Acquiring property in a different country is a complex task. Don't fall into common traps – grab our guide and make better decisions.

buying property foreigner Israel

"Mehirut Dirat Horim" or "Parental Dwelling Discount"

A specific issue to be aware of when buying property in Israel, particularly for foreign investors, is the impact of "Mehirut Dirat Horim" or "Parental Dwelling Discount."

This is a tax benefit granted to Israeli residents who sell a property that they have lived in for a certain period, typically used by parents selling their home.

The key aspect of this regulation is that it allows qualifying sellers to exempt a substantial amount of capital gains tax from the sale of their primary residence. This exemption can significantly affect the property's sale price, as Israeli sellers factoring in this tax benefit might price their properties differently.

As a foreign buyer, you might not be eligible for such tax benefits when you decide to sell the property.

This lack of eligibility can lead to a higher tax burden on your end, potentially affecting the investment's overall profitability. It's a pitfall often overlooked by foreigners who may not be fully aware of the intricacies of Israeli tax laws regarding real estate.

The concept of "Arnona" tax

One unique and often overlooked aspect for foreign buyers in the Israeli real estate market is the concept of "Arnona" tax, which is the municipal property tax in Israel.

This local tax, levied by municipalities, can significantly vary in amount depending on various factors such as the location, size, and use of the property.
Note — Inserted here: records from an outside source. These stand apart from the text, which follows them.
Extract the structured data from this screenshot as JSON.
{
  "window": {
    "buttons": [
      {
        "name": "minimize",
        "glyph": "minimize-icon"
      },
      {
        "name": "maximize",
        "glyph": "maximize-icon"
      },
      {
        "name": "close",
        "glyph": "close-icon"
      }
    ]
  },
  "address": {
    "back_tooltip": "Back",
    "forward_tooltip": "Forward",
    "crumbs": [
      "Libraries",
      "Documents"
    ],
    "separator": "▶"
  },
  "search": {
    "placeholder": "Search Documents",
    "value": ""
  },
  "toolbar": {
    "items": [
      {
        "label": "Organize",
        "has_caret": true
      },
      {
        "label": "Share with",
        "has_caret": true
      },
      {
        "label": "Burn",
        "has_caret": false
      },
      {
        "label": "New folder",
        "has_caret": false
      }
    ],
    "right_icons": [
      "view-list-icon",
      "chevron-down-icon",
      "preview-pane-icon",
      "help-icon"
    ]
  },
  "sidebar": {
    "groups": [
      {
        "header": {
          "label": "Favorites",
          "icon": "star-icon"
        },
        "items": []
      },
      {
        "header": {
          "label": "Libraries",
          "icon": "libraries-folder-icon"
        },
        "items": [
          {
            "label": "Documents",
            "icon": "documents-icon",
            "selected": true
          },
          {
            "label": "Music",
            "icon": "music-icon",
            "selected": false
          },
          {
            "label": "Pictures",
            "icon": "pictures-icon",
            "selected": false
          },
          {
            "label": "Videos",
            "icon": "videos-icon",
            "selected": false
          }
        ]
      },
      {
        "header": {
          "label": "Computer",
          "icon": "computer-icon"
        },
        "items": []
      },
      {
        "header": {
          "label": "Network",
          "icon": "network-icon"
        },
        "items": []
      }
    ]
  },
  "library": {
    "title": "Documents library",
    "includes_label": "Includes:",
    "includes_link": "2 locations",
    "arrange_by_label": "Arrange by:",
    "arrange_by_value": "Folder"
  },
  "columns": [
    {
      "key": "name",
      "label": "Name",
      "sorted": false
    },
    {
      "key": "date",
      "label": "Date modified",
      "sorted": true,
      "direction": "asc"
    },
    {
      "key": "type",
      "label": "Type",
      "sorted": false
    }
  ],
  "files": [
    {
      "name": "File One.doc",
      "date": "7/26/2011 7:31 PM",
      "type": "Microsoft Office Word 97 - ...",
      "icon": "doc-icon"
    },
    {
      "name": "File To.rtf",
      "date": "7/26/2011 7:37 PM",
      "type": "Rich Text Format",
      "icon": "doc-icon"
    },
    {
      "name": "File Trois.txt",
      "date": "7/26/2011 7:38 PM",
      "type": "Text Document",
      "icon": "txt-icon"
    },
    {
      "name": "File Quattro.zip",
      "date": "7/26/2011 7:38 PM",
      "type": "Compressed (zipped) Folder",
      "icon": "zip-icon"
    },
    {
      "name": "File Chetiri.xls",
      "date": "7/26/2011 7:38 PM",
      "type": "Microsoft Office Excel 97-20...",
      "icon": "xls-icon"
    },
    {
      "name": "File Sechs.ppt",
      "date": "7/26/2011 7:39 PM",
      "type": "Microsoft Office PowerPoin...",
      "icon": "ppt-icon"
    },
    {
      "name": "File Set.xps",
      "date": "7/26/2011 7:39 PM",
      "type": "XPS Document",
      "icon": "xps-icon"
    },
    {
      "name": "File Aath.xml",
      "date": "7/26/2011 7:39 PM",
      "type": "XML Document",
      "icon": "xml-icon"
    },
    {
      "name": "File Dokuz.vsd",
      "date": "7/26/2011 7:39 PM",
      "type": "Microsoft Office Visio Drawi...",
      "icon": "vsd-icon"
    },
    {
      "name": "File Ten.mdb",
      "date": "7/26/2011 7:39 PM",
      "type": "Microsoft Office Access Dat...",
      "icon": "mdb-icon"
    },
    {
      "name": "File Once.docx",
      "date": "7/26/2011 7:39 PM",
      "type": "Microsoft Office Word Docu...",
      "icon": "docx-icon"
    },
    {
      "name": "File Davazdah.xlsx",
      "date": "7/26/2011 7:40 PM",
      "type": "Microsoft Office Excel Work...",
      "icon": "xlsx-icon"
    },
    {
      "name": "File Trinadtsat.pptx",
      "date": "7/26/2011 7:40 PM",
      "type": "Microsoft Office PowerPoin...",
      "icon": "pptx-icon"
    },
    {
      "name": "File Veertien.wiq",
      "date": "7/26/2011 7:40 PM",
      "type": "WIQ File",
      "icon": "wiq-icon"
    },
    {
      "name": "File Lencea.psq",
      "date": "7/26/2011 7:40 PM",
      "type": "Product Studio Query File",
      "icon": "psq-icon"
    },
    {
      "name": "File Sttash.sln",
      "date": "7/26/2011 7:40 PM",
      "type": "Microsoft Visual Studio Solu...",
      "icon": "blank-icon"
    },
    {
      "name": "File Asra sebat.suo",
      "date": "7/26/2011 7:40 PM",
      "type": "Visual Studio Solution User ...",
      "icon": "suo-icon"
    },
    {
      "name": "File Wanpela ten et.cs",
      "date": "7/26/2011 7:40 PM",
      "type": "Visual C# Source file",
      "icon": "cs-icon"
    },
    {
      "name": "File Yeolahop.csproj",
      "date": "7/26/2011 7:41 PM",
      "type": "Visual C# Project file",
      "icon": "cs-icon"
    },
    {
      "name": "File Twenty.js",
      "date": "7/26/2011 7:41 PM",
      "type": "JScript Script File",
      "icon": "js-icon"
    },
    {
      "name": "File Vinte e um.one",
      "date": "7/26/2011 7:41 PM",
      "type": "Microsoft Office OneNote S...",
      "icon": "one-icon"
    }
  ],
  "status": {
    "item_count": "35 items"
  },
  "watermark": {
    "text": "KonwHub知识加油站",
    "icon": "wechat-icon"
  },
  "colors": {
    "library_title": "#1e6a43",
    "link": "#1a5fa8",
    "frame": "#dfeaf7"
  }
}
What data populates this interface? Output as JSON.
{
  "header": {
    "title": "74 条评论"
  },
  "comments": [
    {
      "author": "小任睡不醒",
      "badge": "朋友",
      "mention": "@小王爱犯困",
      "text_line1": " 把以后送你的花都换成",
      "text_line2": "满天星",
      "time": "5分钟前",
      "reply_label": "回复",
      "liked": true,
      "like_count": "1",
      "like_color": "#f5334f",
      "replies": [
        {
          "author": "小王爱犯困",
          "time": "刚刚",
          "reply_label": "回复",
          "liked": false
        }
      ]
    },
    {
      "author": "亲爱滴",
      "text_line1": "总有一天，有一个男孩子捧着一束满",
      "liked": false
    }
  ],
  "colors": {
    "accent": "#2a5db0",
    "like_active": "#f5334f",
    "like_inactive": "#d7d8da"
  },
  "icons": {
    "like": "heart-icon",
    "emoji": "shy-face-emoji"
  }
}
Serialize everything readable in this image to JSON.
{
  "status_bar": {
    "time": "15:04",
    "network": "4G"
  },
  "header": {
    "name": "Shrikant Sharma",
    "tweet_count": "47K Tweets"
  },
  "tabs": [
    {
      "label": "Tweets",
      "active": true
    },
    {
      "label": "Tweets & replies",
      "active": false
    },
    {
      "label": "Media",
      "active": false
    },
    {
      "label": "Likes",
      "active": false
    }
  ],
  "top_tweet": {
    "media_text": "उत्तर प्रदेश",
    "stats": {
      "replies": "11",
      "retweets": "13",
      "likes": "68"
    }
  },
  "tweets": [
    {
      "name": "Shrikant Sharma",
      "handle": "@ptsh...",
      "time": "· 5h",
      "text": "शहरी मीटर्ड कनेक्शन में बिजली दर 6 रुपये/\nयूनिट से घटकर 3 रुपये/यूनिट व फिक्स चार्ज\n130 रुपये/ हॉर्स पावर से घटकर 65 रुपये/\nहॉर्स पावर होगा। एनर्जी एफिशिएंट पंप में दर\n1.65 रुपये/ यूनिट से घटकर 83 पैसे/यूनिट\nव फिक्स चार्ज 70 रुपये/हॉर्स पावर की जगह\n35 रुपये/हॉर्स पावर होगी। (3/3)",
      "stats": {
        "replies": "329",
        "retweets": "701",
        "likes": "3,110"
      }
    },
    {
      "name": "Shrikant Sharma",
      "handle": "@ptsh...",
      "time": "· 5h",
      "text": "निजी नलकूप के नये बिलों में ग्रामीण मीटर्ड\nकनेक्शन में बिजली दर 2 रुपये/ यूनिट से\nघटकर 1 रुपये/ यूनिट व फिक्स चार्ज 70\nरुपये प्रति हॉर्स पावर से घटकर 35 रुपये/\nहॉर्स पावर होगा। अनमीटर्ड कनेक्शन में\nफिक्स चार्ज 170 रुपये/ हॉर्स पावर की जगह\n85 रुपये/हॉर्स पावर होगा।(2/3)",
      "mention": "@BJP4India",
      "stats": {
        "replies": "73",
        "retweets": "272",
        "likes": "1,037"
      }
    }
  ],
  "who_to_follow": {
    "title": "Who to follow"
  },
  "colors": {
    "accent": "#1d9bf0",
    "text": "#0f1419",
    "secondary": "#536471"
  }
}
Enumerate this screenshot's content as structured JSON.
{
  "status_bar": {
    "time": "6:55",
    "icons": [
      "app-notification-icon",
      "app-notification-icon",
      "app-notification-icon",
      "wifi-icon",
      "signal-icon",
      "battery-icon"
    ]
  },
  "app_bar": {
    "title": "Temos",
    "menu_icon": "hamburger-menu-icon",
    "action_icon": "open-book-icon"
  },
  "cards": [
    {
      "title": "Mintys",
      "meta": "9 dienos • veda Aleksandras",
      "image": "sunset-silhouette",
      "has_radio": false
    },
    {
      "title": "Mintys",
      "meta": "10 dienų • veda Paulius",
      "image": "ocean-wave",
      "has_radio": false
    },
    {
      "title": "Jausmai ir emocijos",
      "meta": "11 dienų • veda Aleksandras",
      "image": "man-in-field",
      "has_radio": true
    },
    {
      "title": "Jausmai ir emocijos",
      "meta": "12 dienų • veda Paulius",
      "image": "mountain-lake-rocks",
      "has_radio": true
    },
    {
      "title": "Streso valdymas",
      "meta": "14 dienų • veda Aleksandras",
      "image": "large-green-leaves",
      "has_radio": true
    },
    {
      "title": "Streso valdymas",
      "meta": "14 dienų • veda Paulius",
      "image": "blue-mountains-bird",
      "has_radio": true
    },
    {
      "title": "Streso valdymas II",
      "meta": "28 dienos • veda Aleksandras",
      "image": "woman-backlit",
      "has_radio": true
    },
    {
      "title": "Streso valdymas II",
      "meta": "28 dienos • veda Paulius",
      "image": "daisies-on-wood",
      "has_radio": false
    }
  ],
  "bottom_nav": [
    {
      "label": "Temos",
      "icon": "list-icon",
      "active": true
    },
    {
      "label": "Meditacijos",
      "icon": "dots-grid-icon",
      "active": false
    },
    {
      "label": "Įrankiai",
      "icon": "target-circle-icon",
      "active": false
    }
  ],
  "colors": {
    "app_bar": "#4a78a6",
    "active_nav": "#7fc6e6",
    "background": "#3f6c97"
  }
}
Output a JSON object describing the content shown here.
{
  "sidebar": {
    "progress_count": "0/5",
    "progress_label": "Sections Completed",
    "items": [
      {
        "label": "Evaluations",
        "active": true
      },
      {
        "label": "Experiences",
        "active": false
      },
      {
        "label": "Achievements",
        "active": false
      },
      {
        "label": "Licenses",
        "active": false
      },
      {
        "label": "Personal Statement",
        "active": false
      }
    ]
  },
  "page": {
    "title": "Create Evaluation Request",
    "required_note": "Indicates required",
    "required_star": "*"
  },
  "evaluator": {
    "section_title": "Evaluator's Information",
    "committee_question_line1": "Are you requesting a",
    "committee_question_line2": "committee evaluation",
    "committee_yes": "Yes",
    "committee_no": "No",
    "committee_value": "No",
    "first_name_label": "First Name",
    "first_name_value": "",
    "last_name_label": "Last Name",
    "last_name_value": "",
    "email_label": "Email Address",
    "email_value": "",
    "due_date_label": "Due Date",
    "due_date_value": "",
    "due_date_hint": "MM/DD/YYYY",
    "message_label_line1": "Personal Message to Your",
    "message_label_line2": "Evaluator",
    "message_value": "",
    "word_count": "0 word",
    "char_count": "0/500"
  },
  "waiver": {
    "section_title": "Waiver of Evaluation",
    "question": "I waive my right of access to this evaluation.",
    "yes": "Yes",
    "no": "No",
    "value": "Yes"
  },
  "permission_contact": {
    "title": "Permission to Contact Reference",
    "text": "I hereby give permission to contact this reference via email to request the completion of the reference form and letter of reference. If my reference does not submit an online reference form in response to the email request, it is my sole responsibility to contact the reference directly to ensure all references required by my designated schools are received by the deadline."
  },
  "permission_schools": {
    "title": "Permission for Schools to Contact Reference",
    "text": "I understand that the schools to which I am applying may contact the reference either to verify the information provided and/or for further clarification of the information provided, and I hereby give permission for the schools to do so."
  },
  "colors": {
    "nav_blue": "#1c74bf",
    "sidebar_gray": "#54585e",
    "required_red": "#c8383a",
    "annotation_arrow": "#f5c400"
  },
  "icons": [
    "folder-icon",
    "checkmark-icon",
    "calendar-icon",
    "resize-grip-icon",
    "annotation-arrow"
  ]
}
The pitfall for foreign buyers lies in underestimating or not adequately planning for the Arnona tax expenses. Arnona rates can be considerably higher in certain areas, especially in major cities like Tel Aviv or Jerusalem, compared to other regions.

Additionally, rates can change, and exemptions or discounts may apply in specific circumstances, such as for senior citizens or low-income individuals.

As a foreign investor, it's crucial to factor in the ongoing cost of Arnona when budgeting for your property investment in Israel. Failing to account for this can lead to unexpected financial strain and affect the overall profitability of your investment.

Make a profitable investment in Israel

Better information leads to better decisions. Save time and money. Download our guide.

buying property foreigner Israel